» **Action item**: Scan the entries below and say how many lines contain "true". Write only the number.

» **Source material**:
......

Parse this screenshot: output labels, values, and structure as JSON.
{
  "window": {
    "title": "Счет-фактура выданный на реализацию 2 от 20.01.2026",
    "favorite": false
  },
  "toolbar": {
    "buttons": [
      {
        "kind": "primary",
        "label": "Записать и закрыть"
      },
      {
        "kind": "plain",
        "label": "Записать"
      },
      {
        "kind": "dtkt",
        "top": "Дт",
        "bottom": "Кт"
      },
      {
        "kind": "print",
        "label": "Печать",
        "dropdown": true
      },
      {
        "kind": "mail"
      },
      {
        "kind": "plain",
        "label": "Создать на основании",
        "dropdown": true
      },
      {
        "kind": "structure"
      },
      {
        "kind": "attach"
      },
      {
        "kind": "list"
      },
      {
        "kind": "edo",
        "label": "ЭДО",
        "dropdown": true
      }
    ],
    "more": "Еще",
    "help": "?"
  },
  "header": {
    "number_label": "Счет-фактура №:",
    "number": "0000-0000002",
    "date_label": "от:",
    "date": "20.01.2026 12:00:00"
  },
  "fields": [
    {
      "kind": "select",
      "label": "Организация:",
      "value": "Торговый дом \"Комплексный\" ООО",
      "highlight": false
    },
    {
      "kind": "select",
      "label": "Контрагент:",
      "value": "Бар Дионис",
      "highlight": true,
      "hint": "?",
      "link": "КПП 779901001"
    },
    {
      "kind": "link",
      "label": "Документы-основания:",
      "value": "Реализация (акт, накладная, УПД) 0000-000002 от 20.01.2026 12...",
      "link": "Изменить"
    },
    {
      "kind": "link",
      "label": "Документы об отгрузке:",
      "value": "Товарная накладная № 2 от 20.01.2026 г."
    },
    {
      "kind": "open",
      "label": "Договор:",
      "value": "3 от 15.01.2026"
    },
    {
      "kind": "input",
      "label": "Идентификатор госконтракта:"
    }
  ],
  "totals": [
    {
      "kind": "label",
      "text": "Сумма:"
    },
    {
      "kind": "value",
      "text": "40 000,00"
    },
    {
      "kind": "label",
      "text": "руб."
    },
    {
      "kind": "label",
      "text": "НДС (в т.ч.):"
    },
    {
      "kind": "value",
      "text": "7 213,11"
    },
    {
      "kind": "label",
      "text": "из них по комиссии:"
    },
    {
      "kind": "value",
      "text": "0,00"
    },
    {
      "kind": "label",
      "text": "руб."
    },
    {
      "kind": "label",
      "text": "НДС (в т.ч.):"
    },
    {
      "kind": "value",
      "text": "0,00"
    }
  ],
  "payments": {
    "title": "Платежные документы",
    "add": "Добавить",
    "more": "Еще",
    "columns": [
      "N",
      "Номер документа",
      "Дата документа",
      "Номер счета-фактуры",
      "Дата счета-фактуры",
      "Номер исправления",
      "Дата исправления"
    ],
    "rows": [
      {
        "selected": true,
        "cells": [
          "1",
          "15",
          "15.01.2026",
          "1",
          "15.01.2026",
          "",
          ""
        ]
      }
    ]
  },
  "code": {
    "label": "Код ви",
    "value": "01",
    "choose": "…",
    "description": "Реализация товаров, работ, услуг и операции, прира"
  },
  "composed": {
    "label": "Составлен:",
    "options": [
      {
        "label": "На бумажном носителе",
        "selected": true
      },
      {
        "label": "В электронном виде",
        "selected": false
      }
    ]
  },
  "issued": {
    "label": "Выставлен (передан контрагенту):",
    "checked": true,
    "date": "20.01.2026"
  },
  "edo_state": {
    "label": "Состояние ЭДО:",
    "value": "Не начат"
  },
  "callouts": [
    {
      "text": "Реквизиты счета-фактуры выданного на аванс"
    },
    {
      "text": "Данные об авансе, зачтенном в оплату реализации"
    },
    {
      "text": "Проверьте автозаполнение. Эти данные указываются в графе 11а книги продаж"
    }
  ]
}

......

» **Solution for this exercise**: 7